Even though his view did not prevail, notice should be paid to Justice Gorsuch’s argument that such regulations violate the First Amendment. In both the New York case, Dr. A. v. Hochul, and the Maine case, Does v. Mills, Gorsuch cites the 1981 decision Thomas v. Review Board of the Indiana Employment Security Division, which has become the Court’s go-to precedent for cases in which people object either to having to contribute to an action they believe to be wrong (e.g. baking a cake for a same-sex wedding) or to having to make use of an action they believe to have been wrong (e.g. taking vaccines that were tested or developed using a cell line derived from an abortion). The first kind of case involves what ethicists call “cooperation”; the second involves “appropriation.” The problem is that the decision in Thomas v. Review Board of the Indiana Employment Security Division is fundamentally confused. And that is also a problem for the important cause of religious liberty.
Eddie Thomas was a Jehovah’s Witness. He worked at a roll foundry making sheet steel, which is used in all sorts of things. The roll foundry closed, however, and Thomas’s employer gave him a new job making tank turrets. For religious reasons, Thomas sought to be reassigned to work that did not directly serve the military, only to learn that all his employer’s remaining operations were in arms production. So he asked to be laid off. After his employer denied his request, he quit and applied for unemployment benefits in Indiana, his state of residence. His application was denied, despite the recognition that he had acted on his religious beliefs as a Jehovah’s Witness. Eventually, the case came before the Supreme Court.
In an 8-1 decision, the Court observed that Thomas “drew a line” between working in the roll foundry, which he found “sufficiently insulated from producing weapons of war,” and working on tank turrets, which he believed made him complicit in war-making.
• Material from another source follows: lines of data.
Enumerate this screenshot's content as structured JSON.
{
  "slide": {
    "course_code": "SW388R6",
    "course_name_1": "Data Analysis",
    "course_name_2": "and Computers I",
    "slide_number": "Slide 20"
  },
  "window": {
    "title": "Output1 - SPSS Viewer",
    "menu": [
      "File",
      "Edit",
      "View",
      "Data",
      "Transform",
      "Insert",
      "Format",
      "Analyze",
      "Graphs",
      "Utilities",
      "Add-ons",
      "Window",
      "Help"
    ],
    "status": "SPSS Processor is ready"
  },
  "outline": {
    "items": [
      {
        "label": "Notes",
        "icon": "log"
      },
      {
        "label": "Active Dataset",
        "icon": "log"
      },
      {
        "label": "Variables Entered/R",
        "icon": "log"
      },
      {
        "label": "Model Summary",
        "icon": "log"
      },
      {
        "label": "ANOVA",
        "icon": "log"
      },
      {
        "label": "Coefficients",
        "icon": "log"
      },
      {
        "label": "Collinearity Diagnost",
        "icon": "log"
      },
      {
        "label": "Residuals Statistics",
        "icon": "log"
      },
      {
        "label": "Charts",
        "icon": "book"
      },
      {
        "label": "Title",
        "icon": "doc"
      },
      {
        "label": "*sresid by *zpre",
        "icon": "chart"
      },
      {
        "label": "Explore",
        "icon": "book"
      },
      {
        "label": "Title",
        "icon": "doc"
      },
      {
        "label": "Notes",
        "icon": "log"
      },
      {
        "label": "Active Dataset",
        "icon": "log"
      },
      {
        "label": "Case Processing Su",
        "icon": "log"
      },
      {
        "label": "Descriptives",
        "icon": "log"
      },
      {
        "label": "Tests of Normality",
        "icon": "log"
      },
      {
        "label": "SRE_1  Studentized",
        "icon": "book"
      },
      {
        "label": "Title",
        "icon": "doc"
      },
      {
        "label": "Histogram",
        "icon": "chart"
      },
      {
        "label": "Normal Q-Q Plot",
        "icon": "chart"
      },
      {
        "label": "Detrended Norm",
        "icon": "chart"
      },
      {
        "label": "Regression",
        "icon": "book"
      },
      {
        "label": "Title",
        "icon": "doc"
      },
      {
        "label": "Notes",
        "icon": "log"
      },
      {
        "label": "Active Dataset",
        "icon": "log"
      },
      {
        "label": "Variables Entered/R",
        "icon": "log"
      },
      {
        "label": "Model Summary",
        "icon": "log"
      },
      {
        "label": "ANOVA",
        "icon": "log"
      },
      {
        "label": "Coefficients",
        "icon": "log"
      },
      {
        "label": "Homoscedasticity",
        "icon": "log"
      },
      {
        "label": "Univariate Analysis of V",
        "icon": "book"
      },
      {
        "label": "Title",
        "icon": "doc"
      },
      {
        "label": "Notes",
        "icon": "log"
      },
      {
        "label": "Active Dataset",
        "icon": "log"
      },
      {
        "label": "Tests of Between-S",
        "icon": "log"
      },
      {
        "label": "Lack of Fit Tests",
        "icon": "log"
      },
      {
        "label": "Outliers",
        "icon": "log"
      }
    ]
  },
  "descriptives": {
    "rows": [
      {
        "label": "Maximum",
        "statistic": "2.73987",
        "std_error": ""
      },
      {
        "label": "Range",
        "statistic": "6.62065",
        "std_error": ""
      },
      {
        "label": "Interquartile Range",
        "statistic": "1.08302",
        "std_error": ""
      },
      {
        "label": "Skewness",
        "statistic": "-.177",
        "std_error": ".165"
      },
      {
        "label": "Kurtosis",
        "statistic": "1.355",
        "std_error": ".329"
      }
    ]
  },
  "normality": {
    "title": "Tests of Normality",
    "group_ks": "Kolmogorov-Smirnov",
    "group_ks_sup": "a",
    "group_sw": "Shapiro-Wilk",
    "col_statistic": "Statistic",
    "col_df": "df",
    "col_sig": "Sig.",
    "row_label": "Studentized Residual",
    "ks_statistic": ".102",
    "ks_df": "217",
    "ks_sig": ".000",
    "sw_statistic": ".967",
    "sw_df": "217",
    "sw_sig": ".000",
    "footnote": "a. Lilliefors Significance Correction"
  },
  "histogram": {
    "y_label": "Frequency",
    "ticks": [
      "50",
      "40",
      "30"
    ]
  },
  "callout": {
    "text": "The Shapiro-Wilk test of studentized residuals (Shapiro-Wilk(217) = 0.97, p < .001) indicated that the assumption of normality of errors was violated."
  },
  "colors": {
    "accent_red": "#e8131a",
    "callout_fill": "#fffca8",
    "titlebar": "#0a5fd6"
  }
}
The Court went on to state that “it is not for us to say that the line he drew was an unreasonable one.” For “religious beliefs need not be acceptable, logical, consistent, or comprehensible in order to merit First Amendment protection.” Instead, the Court decided that the case turned on the question of whether Thomas “terminated his work because of an honest conviction that such work was forbidden by his religion.”